Dataset:
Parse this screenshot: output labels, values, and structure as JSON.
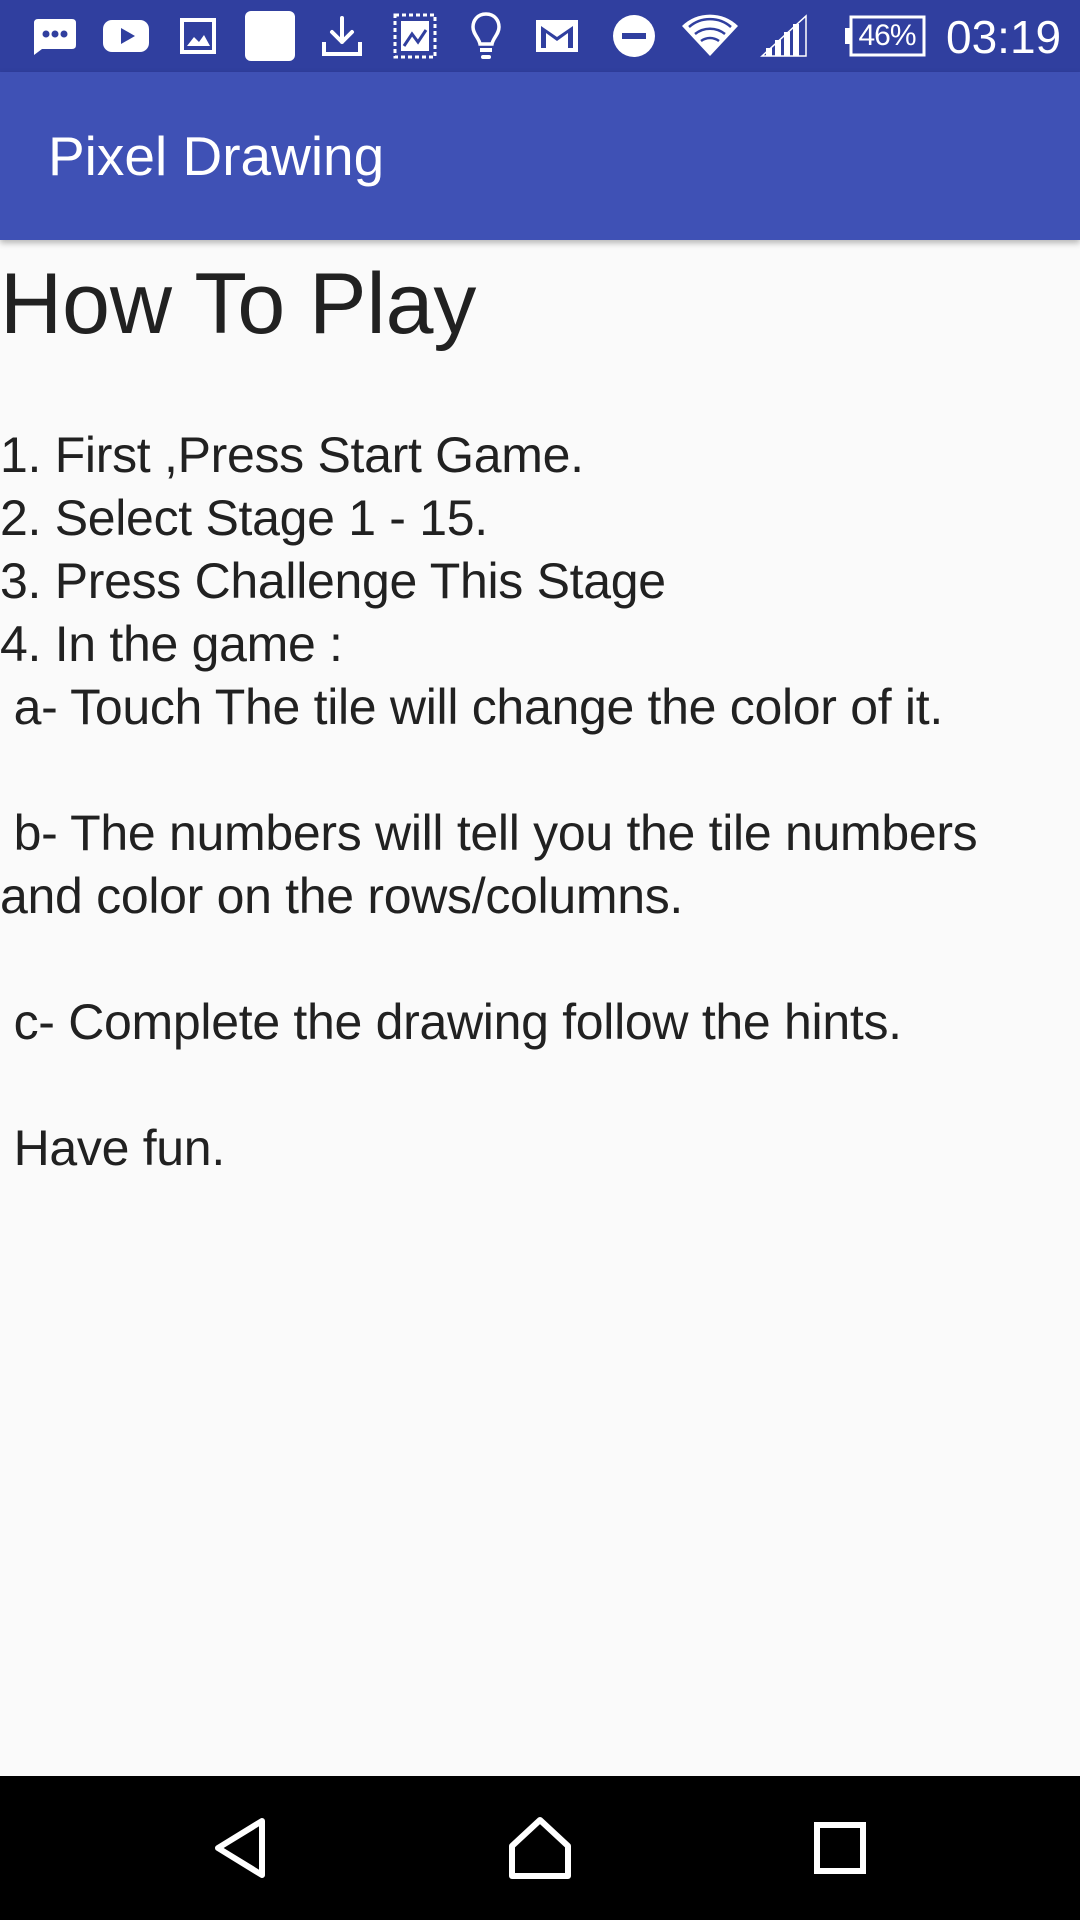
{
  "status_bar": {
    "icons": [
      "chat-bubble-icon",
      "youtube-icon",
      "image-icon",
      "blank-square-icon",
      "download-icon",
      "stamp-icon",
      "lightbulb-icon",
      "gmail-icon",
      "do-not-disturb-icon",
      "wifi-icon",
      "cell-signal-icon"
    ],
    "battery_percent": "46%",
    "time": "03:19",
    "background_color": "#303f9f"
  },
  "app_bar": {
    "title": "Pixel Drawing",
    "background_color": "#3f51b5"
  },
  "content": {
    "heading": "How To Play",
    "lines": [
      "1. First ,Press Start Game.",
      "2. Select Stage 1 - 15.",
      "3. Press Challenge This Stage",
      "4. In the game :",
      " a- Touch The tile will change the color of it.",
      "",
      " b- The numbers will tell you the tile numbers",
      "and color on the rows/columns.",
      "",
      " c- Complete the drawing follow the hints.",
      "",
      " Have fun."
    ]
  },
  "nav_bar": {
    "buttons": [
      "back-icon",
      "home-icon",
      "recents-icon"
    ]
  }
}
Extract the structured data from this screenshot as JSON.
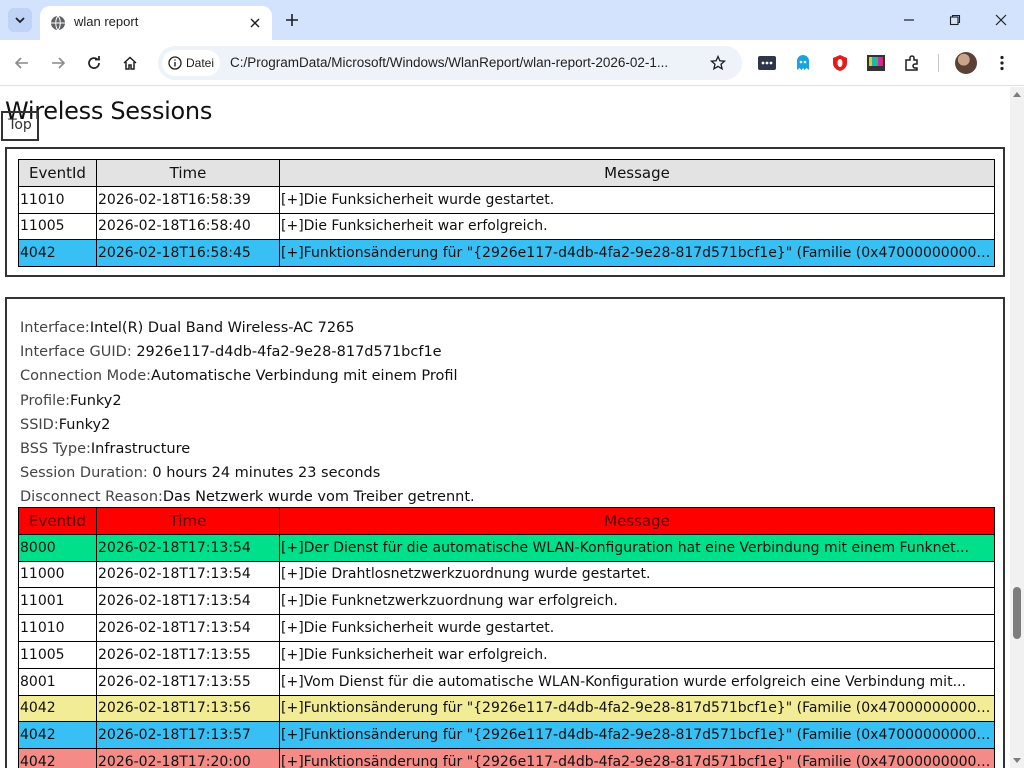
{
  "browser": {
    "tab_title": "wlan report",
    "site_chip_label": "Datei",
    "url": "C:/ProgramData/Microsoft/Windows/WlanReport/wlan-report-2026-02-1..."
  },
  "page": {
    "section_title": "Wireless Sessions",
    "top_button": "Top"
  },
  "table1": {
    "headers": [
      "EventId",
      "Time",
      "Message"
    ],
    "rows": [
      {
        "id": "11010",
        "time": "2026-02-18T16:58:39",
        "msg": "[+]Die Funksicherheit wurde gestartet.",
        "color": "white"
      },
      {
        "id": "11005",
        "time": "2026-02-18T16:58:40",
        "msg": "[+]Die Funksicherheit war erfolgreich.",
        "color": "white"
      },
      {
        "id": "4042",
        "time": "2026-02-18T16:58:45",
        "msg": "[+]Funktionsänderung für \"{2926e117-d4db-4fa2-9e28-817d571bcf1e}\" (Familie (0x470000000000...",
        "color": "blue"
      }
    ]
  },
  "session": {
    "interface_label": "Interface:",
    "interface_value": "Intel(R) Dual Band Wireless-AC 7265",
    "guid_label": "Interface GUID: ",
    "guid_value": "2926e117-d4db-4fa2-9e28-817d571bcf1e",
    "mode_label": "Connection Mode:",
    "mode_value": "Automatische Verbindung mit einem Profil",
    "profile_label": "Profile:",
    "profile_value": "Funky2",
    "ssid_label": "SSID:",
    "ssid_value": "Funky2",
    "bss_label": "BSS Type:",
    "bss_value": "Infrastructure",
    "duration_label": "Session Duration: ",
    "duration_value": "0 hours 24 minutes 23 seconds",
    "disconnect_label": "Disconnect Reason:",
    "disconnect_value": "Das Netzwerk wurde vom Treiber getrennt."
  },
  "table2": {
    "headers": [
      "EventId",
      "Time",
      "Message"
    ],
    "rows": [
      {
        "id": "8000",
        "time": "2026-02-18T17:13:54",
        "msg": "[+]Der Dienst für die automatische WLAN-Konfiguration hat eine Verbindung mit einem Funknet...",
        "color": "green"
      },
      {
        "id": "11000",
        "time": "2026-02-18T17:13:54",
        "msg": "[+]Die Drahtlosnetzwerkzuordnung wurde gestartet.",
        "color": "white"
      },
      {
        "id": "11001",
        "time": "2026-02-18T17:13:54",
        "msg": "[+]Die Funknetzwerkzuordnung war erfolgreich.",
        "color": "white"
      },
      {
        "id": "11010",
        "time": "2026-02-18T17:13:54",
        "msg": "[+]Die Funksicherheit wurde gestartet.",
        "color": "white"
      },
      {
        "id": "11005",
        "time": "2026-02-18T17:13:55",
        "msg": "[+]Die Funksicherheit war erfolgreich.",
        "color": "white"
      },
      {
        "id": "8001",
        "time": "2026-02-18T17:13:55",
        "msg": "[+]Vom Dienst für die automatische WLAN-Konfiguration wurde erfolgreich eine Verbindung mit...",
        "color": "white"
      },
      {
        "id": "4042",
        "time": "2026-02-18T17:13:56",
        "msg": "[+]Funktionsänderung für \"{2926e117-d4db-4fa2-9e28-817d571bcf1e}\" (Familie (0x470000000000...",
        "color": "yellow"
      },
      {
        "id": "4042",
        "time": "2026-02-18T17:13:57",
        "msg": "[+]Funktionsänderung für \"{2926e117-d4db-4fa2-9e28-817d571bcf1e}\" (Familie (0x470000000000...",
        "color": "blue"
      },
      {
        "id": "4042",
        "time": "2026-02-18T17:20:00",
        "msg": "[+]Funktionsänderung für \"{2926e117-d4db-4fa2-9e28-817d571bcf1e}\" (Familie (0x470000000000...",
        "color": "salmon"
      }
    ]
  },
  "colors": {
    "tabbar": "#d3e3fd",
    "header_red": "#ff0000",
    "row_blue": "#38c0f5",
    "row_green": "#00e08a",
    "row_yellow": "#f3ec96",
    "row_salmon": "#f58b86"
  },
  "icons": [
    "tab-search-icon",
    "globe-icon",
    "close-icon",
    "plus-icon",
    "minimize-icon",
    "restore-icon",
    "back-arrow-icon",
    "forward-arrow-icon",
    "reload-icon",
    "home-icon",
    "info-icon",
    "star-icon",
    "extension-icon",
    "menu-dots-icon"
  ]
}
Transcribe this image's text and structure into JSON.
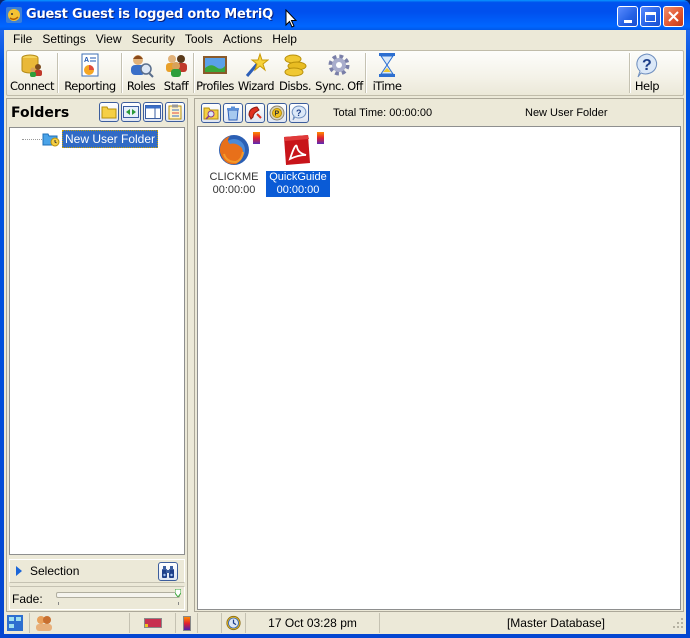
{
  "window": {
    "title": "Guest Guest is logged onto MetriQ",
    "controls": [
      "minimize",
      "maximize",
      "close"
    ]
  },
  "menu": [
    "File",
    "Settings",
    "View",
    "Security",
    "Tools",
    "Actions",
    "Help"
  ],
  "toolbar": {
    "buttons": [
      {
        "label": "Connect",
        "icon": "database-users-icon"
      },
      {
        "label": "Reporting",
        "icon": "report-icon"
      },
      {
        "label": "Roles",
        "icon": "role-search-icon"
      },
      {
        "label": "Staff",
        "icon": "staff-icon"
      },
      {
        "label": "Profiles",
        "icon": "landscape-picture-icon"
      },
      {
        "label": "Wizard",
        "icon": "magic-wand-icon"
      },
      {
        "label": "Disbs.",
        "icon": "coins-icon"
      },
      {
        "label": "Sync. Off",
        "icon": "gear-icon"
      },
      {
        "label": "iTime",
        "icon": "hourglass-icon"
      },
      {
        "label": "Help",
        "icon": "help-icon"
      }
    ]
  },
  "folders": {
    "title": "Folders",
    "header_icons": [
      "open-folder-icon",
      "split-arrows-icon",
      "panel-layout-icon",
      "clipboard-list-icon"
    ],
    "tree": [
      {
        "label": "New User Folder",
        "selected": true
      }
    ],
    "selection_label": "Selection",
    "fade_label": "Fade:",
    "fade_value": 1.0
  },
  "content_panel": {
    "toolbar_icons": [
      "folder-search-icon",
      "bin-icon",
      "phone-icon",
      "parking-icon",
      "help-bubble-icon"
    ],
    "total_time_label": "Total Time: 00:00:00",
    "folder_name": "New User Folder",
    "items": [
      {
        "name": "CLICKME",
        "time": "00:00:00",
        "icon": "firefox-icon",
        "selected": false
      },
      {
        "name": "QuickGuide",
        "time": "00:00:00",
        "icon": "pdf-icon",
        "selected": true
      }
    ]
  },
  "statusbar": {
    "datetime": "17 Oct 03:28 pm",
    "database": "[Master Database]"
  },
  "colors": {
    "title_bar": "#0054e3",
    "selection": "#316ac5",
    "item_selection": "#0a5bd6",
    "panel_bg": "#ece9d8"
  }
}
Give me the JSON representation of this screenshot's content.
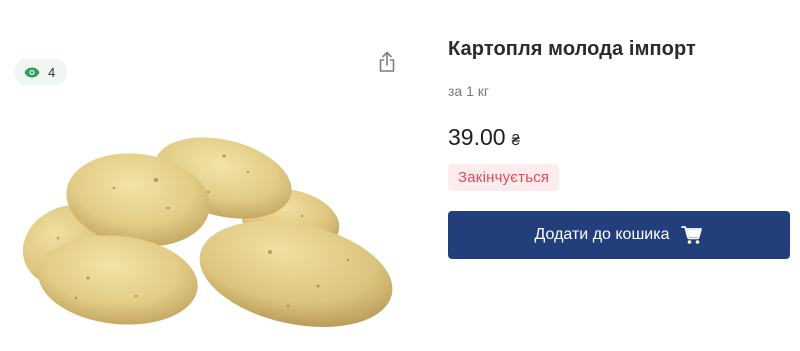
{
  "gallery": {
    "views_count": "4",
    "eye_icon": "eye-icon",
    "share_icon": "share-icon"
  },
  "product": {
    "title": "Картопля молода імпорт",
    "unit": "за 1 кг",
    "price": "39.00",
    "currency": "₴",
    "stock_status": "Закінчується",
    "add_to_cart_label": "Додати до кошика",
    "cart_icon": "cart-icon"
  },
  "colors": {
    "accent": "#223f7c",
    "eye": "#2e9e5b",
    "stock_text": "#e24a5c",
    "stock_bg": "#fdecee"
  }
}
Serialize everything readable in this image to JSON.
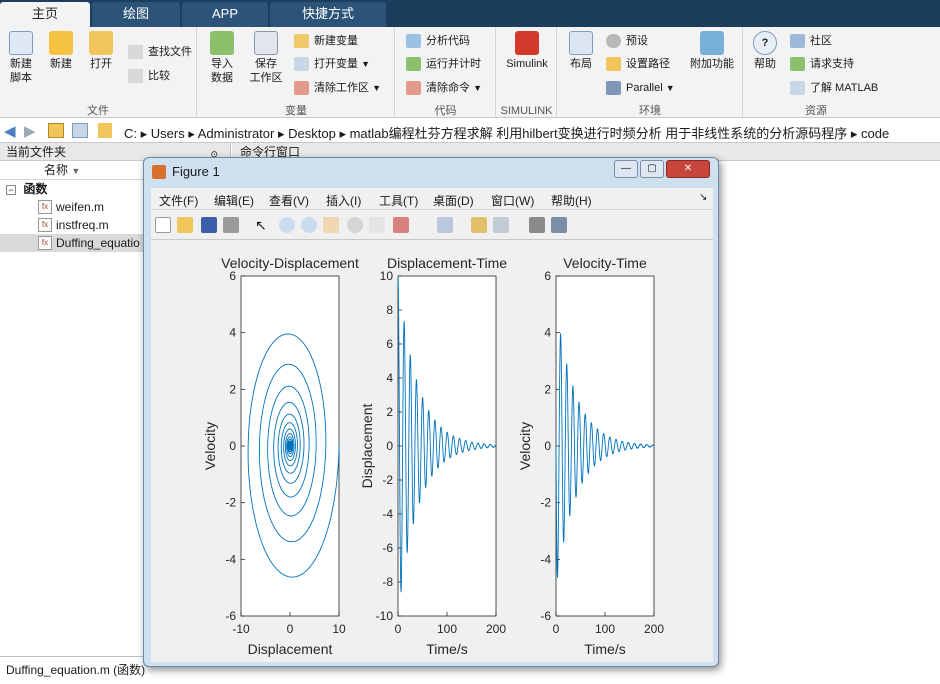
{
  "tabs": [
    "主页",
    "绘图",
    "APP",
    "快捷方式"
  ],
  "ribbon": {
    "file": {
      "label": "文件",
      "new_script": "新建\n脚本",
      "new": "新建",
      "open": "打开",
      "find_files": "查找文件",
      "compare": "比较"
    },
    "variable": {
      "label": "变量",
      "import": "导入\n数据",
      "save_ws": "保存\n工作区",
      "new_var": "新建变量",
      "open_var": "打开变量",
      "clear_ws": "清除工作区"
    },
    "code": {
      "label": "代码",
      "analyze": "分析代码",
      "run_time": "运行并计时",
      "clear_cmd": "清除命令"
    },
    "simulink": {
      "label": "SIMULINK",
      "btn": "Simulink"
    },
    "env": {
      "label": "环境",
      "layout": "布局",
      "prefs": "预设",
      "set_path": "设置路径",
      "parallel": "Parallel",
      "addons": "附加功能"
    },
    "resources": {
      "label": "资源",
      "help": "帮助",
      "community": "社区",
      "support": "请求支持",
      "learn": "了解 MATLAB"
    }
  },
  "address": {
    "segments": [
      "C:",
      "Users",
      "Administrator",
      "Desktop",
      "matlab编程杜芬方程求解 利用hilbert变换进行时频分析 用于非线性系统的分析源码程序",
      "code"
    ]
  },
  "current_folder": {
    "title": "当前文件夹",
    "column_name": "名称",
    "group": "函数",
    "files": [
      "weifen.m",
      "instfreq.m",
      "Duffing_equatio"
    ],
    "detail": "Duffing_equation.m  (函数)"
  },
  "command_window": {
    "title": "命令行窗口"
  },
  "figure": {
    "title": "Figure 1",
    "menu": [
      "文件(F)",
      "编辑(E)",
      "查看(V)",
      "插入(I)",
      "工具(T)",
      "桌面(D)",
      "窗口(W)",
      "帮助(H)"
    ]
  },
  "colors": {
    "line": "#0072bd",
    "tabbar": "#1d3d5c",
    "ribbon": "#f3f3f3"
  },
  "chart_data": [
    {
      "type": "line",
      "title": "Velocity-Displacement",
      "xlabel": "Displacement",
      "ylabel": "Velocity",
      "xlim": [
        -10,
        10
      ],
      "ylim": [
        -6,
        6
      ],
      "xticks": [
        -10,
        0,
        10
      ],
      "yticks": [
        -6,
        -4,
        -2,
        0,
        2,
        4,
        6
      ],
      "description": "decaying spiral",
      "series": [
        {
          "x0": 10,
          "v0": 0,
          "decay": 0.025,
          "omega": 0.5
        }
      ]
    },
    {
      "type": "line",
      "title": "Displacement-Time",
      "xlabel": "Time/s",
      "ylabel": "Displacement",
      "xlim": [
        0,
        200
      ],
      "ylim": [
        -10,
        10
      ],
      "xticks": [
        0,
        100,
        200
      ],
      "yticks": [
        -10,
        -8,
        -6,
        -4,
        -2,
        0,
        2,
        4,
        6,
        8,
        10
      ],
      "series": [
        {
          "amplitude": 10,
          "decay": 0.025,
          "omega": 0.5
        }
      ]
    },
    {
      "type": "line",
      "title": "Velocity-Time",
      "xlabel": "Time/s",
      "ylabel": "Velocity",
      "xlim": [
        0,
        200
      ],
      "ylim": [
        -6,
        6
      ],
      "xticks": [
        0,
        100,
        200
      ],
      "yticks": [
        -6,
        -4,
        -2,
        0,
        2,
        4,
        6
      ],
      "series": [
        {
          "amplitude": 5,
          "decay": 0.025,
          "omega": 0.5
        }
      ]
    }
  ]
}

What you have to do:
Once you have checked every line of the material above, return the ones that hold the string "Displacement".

Response to this exercise:
      "title": "Velocity-Displacement",
      "xlabel": "Displacement",
      "title": "Displacement-Time",
      "ylabel": "Displacement",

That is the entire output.